Posts Tagged ‘Amtrak South Carolina crash’

CSX Employee Provided Wrong Information About Switch Status, Jacksonville Newspaper Reports

February 7, 2018

A Jacksonville, Florida, newspaper reported on Tuesday that incorrect information provided by a CSX employee helped lead to a head-on collision early Sunday morning between a CSX auto rack train and Amtrak’s Silver Star.

Two Amtrak employees were killed in the collision in Cayce, South Carolina, and 116 were injured.

The Jacksonville Business Journal said it based its report on CSX records that it obtained and a source the newspaper did not name.

Those documents show that Amtrak’s New York to Miami No. 91 had stopped five miles before the collision site.

At the time, the signal system in that area had been off since 8 a.m. on Saturday as work progressed to install positive train control.

After a CSX conductor at the site informed the dispatcher that a manual control switch had been moved back into its normal position, the dispatcher cleared the Amtrak train to proceed.

However, the switch had not been restored and Amtrak No. 91 was routed into the path of the parked auto rack train, which did not have a crew on board at the time of the collision.

With the signal system turned off, dispatchers were governing movement in the area with track warrants.

National Transportation Safety Board Chairman Robert Sumwalt has told reporters during press briefings that the CSX auto rack train had backed into the siding after working at an auto facility.

Sumwalt said investigators discovered that the switch that had been opened to enable the CSX train to move into the siding was locked with a padlock in the open position.

Amtrak No. 91 had 149 passengers and eight crew members on board at the time of the crash.

NTSB Says Amtrak Engineer Applied Brakes, Sounded Horn Seconds Before Fatal Crash

February 5, 2018

The National Transportation Safety Board said on Monday afternoon that the engineer of Amtrak’s southbound Silver Star had applied the train brakes seconds before it struck a parked CSX freight train in a siding in Cayce, South Carolina.

The engineer also sounded his locomotive’s horn for three seconds.

NTSB investigators have said that a misaligned switch routed Amtrak train No. 91 into the path of the CSX train, which did not have a crew aboard at the time of the collision early Sunday  morning.

Chairman Robert Sumwalt said investigators found the data event recorders of Amtrak P42DC No. 47 undamaged in the wreckage.

The Amtrak engineer and an Amtrak conductor in the cab of the locomotive were killed in the crash, which also left 116 people aboard the train injured.

Sumwalt said the data showed that seven seconds before impact, the locomotive horn sounded for three seconds.
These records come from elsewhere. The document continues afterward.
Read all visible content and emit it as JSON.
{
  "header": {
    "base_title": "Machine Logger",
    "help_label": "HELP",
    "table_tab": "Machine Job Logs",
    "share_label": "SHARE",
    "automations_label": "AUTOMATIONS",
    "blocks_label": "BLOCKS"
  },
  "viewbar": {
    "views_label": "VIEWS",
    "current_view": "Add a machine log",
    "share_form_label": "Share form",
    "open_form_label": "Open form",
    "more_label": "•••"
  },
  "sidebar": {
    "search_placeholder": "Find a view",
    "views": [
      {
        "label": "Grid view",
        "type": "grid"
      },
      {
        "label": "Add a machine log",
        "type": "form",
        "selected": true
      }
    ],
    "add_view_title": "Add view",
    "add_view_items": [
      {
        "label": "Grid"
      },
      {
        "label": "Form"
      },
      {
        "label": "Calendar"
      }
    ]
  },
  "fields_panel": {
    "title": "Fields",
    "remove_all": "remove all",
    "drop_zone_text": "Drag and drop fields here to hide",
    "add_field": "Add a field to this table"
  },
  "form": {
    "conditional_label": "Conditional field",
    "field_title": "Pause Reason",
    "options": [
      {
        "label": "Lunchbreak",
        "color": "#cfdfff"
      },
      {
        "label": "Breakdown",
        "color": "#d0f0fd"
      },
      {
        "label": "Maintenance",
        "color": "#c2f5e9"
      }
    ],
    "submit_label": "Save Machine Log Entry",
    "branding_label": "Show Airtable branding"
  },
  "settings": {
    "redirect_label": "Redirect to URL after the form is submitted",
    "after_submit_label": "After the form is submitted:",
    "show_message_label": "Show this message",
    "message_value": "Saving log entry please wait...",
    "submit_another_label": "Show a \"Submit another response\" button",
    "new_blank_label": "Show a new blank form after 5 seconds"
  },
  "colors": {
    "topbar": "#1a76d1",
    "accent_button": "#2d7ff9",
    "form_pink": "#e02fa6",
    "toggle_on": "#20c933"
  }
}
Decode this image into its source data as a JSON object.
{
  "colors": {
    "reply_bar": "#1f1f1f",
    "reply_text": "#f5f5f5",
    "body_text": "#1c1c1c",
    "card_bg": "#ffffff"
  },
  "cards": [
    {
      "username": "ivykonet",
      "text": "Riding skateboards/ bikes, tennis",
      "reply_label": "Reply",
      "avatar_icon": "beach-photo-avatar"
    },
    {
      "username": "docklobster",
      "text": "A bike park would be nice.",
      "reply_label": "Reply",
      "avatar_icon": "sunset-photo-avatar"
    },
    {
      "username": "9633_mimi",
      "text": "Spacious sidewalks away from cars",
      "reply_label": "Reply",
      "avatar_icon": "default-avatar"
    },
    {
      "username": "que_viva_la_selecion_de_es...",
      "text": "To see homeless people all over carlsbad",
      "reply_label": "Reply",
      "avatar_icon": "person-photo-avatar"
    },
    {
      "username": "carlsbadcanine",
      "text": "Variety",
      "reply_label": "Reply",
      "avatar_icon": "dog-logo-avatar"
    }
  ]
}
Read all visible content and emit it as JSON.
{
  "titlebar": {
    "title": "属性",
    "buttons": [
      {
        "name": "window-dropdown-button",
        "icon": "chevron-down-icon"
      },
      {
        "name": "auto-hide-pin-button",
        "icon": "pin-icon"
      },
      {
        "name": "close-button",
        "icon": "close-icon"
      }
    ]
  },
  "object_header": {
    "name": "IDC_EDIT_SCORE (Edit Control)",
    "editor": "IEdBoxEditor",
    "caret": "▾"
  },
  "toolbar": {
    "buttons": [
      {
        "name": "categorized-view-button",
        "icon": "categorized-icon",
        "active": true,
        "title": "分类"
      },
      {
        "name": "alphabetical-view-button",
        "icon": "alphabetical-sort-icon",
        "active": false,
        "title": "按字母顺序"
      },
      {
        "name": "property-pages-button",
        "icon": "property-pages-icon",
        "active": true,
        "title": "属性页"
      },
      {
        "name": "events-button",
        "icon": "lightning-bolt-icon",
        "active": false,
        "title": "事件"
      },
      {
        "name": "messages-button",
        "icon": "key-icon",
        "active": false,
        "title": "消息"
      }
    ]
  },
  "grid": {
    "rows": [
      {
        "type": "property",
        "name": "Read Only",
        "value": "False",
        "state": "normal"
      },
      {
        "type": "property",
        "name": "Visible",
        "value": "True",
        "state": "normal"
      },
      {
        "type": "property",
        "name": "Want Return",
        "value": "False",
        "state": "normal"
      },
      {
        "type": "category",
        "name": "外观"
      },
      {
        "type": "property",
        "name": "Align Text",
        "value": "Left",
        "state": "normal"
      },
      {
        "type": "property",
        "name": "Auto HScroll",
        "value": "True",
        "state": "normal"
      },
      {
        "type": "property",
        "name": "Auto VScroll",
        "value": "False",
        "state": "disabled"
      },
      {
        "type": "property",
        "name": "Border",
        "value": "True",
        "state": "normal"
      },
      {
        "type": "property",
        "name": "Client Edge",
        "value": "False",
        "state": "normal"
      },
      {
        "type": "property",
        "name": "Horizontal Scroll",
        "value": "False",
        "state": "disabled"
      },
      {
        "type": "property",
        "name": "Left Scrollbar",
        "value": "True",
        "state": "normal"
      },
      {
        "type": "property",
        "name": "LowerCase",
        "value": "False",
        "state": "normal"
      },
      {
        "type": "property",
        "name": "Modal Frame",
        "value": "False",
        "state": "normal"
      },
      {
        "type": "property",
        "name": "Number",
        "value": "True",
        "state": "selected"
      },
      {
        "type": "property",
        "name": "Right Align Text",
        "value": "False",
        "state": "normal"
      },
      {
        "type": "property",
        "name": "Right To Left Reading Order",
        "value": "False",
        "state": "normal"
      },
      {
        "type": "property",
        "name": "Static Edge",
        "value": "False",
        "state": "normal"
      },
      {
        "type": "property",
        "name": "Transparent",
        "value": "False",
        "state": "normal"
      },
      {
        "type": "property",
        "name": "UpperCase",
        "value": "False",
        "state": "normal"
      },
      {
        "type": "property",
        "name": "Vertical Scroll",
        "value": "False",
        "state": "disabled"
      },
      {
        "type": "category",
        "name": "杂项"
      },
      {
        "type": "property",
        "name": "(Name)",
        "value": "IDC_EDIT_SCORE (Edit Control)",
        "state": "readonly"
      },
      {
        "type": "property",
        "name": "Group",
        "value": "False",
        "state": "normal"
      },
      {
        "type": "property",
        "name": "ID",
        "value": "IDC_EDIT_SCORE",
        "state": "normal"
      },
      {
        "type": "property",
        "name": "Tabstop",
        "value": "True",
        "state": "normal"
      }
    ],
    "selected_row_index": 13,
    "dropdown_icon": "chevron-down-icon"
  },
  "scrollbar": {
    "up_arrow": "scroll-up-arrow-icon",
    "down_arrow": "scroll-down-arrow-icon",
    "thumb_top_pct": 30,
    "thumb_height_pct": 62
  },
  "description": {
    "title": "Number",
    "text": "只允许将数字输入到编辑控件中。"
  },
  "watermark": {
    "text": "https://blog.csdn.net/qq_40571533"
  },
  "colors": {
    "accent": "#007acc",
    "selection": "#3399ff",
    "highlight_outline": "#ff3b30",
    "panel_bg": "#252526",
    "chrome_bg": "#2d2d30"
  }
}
The train was traveling at 56 miles per hour at that point, which was slightly slower than the 59 mph top speed allowed at that location.

Five seconds before impact, the brake pipe pressure began decreasing, indicating that the train brakes were being applied. The engineer had also moved the throttle from full to idle, which dropped the train’s speed to 54 miles an hour.

Three seconds before the collision, the emergency brakes were applied.

Sumwalt said the force of the collision moved the lead CSX locomotive 15 feet back from its location.

The switch that is the focus of the investigation was described as a hand-thrown switch that was found to have been locked into position to route a train from a mainline track into a siding.

The CSX train was sitting stationary 659 feet from the switch. Sumwalt indicated that aligning the switch for a straight move on the main would have been the responsibility of a CSX employee.

“We want to understand why that was the case,” Sumwalt said of why the switch was aligned as it was.

He said investigators found no mechanical problems with the switch.

Thus far, NTSB personnel have interviewed the CSX engineer, conductor, dispatcher, and a trainmaster. They plan to interview the surviving Amtrak crew members on Tuesday.

Earlier reports indicated that the signal system in the area of the crash was in the process of being upgraded and that trains were operating under track warrants issued by the dispatcher.

Sumwalt declined to reveal what the CSX employees said during the interviews.

He also declined to assess any blame. “I’m confident that our investigators will be able to piece this back together,” Sumwalt said.